▶ **Task requirements**
Go through the listing and pick out each line with the word "icon" in it.
[The input Boundary: Start]
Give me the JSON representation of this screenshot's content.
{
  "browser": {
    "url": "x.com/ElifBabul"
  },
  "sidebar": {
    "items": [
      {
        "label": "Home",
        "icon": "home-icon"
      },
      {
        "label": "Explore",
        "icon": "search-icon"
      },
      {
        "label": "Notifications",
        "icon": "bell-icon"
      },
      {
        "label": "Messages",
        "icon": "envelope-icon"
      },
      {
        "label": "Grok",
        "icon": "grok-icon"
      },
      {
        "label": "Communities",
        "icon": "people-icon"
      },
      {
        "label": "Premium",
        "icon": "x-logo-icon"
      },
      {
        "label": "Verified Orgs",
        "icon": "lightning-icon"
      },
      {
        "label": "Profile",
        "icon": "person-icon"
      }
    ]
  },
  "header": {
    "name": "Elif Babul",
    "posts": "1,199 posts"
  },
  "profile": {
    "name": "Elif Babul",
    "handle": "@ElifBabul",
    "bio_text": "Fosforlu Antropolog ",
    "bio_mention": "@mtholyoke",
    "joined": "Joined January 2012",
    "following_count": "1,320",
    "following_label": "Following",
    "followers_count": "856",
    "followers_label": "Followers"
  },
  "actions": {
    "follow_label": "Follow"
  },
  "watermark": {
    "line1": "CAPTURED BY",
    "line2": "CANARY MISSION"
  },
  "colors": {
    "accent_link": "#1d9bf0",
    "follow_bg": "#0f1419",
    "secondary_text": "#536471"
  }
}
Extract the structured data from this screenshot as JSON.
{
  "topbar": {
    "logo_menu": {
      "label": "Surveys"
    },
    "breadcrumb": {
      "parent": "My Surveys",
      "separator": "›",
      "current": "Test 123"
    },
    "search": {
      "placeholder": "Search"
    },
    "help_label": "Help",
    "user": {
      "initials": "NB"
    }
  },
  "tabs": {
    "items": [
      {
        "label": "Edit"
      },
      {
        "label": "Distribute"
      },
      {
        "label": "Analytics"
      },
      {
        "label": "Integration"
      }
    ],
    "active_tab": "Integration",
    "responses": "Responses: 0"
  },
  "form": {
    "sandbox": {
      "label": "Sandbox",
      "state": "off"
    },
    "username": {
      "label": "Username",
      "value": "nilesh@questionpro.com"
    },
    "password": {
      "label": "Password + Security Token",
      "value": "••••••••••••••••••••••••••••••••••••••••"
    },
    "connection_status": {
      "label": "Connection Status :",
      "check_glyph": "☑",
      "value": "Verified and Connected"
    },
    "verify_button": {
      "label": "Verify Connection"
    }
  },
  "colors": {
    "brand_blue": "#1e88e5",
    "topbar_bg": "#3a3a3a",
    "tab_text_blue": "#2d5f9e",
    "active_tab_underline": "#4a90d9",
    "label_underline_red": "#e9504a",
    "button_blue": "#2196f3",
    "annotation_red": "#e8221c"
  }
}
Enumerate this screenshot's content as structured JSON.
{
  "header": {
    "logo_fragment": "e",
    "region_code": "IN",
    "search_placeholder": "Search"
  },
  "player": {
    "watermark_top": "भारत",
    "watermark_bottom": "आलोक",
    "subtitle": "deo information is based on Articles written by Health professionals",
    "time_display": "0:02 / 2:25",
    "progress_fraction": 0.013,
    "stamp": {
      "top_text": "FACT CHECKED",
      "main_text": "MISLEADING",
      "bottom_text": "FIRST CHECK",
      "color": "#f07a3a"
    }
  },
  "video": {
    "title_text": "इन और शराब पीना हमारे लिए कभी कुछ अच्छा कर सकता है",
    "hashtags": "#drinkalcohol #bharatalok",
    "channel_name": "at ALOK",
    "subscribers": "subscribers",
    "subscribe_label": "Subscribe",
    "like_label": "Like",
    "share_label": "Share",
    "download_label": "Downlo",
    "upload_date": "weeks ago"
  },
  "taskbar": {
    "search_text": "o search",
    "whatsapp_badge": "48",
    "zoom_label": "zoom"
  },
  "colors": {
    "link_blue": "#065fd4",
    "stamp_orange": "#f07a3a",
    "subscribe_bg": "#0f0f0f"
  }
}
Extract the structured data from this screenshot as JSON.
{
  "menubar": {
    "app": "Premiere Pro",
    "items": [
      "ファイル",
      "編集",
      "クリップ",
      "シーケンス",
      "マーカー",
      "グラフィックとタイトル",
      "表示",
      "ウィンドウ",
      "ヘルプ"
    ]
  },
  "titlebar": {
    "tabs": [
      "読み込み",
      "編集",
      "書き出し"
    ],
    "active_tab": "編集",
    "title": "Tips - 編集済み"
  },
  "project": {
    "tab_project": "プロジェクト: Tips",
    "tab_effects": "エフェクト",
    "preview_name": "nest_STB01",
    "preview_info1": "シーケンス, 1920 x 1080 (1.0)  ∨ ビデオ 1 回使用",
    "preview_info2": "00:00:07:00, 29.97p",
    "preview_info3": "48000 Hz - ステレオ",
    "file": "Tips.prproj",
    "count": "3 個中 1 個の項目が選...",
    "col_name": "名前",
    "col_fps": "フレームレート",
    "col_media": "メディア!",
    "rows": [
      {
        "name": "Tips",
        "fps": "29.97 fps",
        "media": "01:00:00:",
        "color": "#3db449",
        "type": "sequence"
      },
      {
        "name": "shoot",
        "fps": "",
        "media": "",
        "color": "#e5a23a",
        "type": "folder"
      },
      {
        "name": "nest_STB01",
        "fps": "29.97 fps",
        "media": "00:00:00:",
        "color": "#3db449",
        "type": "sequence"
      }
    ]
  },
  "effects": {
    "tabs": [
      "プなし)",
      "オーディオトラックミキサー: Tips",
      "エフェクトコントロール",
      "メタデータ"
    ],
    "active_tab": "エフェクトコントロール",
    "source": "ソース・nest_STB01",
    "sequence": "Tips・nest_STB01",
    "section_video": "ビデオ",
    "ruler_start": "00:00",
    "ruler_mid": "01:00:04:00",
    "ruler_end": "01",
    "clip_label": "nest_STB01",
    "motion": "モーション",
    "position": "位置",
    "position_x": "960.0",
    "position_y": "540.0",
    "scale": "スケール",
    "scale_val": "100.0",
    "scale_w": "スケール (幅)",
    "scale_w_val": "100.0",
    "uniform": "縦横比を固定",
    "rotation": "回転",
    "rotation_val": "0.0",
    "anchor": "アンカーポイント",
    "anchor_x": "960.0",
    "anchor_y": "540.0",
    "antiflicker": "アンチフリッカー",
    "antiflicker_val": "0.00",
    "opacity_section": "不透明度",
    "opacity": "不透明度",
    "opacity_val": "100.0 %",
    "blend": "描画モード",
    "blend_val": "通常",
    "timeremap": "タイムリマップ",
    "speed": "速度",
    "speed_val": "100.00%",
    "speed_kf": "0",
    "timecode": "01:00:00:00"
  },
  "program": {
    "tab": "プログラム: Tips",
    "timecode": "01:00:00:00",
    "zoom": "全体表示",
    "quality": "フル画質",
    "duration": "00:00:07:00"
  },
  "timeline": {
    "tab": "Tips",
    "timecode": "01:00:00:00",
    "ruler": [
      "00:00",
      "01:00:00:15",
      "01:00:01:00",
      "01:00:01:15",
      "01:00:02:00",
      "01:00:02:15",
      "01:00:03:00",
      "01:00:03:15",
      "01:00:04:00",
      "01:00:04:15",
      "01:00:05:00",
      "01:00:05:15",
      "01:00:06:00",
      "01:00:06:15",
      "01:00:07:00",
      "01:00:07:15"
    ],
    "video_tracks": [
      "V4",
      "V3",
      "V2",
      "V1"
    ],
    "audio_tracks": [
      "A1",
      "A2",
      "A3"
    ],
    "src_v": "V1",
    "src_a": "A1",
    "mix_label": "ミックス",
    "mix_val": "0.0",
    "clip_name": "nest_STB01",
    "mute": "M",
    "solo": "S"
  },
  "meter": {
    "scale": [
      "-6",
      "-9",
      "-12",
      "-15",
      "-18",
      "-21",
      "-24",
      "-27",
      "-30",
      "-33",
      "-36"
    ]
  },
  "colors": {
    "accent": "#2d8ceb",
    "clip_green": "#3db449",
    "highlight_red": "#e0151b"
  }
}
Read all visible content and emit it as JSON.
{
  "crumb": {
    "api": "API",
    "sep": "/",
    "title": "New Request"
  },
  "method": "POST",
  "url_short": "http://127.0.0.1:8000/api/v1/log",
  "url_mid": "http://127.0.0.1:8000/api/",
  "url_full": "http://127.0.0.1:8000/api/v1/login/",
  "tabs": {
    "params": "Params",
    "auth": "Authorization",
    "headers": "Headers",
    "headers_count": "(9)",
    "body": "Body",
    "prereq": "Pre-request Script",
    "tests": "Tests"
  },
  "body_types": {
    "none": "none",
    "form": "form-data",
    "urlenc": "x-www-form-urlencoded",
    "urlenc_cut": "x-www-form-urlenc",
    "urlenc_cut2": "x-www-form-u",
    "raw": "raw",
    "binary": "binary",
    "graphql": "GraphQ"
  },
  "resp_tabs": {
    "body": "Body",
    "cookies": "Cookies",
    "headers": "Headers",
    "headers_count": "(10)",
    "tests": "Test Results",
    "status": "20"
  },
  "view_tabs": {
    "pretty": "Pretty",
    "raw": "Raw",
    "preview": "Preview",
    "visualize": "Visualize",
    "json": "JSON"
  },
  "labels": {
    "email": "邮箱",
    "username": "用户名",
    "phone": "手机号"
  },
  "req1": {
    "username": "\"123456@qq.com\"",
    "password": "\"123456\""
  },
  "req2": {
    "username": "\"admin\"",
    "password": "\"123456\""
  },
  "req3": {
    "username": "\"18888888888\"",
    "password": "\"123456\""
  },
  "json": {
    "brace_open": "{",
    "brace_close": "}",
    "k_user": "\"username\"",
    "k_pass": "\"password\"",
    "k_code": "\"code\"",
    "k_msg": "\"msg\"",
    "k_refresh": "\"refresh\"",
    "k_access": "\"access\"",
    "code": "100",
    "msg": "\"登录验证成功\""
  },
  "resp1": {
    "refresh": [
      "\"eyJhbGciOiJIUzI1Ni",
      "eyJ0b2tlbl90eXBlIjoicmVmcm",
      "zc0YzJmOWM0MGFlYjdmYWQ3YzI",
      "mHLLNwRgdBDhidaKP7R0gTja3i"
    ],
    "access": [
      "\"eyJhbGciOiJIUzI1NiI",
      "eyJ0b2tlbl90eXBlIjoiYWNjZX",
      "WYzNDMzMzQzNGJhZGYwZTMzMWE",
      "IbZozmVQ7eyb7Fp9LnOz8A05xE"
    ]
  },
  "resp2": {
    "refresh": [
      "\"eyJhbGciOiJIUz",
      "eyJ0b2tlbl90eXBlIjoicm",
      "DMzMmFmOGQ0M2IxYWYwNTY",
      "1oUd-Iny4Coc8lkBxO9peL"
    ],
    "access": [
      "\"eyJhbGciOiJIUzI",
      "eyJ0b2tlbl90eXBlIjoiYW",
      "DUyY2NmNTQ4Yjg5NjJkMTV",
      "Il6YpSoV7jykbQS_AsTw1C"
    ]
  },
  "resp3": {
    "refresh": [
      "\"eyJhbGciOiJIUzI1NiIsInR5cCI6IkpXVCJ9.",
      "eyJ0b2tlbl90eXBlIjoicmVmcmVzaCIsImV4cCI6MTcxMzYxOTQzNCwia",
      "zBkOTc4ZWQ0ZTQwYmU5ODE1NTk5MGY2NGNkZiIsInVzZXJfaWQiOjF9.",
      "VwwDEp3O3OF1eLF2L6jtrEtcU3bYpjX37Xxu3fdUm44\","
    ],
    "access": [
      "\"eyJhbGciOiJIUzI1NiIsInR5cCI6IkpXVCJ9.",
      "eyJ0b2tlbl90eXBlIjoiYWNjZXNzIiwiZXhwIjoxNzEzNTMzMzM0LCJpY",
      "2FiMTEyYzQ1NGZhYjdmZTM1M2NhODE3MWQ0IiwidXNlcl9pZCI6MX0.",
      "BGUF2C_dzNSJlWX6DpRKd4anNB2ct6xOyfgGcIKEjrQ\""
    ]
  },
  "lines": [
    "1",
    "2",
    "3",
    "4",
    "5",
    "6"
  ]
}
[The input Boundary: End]
▶ **Your solution**
        "icon": "home-icon"
        "icon": "search-icon"
        "icon": "bell-icon"
        "icon": "envelope-icon"
        "icon": "grok-icon"
        "icon": "people-icon"
        "icon": "x-logo-icon"
        "icon": "lightning-icon"
        "icon": "person-icon"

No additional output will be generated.